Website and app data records
--

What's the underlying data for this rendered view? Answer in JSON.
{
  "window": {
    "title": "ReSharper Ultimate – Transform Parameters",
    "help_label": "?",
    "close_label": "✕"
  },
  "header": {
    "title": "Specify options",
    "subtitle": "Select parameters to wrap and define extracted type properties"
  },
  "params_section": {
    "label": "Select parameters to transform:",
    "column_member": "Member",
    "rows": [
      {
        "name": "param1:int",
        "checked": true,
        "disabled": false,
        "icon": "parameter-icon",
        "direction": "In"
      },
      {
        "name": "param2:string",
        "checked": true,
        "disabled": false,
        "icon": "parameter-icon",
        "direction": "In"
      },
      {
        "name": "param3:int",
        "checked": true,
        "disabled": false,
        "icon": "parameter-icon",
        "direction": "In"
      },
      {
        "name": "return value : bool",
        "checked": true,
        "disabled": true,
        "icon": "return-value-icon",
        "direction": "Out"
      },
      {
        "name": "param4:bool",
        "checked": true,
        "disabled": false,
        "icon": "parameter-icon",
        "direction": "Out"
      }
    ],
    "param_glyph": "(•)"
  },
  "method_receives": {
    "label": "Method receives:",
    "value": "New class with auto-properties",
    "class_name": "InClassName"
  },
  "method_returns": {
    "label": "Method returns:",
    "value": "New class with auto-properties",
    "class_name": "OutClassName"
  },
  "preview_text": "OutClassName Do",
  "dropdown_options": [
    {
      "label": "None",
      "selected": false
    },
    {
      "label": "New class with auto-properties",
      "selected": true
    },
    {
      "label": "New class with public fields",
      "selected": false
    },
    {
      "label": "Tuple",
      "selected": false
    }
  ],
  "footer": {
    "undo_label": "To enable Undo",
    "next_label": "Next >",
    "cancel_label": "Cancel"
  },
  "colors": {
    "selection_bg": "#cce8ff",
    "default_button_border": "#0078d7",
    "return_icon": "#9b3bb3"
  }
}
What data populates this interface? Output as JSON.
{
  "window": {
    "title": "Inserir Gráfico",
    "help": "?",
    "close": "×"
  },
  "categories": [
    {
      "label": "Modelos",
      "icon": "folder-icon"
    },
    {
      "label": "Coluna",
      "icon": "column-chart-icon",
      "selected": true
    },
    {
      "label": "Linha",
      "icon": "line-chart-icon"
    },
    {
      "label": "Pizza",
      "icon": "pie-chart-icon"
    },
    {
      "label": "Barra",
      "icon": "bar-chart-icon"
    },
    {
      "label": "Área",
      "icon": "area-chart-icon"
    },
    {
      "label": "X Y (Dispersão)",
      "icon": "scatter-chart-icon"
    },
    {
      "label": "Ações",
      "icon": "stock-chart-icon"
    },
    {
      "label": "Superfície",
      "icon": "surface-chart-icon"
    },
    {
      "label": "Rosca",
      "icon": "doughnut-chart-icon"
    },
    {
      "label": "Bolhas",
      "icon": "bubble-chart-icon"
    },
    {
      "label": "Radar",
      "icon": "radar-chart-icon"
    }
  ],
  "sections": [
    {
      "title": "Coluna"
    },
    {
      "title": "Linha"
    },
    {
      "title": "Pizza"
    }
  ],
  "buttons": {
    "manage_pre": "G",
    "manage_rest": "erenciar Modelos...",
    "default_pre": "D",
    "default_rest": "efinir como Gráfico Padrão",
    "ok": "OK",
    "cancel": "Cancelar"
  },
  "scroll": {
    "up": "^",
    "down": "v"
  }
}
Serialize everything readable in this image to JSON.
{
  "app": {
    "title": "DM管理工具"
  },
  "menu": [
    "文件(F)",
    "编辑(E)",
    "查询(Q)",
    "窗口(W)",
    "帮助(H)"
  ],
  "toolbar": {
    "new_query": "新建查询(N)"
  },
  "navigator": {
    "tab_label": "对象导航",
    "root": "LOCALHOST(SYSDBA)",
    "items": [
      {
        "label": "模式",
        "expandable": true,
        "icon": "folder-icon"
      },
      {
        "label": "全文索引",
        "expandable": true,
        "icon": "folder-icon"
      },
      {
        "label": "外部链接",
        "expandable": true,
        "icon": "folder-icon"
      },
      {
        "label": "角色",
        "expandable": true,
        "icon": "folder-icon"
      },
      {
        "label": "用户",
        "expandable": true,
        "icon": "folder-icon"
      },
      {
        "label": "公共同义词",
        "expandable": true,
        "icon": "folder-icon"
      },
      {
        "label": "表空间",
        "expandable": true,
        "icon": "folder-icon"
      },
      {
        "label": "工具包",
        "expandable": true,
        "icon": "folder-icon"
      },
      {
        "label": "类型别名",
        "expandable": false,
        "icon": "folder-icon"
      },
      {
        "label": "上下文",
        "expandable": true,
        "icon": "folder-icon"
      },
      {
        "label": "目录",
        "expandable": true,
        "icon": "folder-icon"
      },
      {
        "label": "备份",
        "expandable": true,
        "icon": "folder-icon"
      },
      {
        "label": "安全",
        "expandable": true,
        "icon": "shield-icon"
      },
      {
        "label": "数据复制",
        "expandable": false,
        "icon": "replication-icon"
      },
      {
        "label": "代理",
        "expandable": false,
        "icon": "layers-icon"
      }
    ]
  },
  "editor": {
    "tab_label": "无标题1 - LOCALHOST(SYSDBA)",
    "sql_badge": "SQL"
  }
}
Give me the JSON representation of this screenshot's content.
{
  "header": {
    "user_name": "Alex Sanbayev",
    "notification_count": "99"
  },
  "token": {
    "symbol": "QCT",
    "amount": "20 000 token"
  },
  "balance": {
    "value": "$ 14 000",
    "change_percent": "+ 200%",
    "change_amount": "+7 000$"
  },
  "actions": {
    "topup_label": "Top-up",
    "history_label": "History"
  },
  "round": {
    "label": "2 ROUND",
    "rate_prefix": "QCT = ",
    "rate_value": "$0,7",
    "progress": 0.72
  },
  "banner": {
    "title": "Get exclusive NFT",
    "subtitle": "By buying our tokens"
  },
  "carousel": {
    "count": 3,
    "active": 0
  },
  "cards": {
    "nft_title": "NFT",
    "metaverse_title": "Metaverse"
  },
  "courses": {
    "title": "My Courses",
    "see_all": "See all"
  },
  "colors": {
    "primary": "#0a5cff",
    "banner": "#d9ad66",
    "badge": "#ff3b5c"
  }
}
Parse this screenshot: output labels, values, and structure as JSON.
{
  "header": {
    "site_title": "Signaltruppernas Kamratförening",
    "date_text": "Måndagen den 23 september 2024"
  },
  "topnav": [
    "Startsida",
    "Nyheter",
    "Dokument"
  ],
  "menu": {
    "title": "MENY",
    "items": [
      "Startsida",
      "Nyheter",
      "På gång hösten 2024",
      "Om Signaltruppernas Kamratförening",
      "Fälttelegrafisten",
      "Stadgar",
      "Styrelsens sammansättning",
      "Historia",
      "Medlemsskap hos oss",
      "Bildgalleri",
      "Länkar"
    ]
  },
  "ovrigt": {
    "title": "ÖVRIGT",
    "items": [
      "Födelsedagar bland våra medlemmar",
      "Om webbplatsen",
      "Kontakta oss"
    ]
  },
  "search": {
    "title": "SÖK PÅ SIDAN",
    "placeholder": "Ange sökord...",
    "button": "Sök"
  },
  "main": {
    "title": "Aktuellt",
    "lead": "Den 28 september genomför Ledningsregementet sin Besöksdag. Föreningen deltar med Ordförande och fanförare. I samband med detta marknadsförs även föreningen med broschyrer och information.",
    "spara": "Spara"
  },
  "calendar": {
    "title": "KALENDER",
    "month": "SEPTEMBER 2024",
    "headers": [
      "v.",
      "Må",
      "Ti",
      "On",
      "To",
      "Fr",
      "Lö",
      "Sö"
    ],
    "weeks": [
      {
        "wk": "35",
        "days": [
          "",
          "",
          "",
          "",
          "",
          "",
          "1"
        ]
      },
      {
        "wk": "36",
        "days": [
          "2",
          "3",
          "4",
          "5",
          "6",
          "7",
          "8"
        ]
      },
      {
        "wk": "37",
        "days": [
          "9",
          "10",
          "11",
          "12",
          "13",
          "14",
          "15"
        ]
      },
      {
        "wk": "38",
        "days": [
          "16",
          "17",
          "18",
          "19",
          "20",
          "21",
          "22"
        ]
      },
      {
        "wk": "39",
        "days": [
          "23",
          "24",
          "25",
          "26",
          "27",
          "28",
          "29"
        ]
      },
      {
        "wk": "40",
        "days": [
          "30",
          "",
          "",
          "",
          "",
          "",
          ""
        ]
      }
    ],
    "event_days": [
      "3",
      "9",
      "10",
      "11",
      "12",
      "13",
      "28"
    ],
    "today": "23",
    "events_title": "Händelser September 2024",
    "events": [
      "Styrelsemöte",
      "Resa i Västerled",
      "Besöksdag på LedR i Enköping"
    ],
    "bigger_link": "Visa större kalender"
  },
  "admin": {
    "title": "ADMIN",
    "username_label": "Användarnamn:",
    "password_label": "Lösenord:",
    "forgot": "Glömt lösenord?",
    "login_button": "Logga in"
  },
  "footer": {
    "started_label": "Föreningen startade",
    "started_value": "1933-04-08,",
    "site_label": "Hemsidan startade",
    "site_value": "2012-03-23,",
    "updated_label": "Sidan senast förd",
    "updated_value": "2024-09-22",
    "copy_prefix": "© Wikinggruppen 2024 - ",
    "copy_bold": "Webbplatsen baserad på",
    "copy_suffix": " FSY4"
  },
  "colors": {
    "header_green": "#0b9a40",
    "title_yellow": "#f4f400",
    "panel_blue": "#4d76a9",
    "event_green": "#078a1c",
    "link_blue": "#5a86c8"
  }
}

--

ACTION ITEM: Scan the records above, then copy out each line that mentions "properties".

YOUR SOLUTION:
    "subtitle": "Select parameters to wrap and define extracted type properties"
    "value": "New class with auto-properties",
    "value": "New class with auto-properties",
      "label": "New class with auto-properties",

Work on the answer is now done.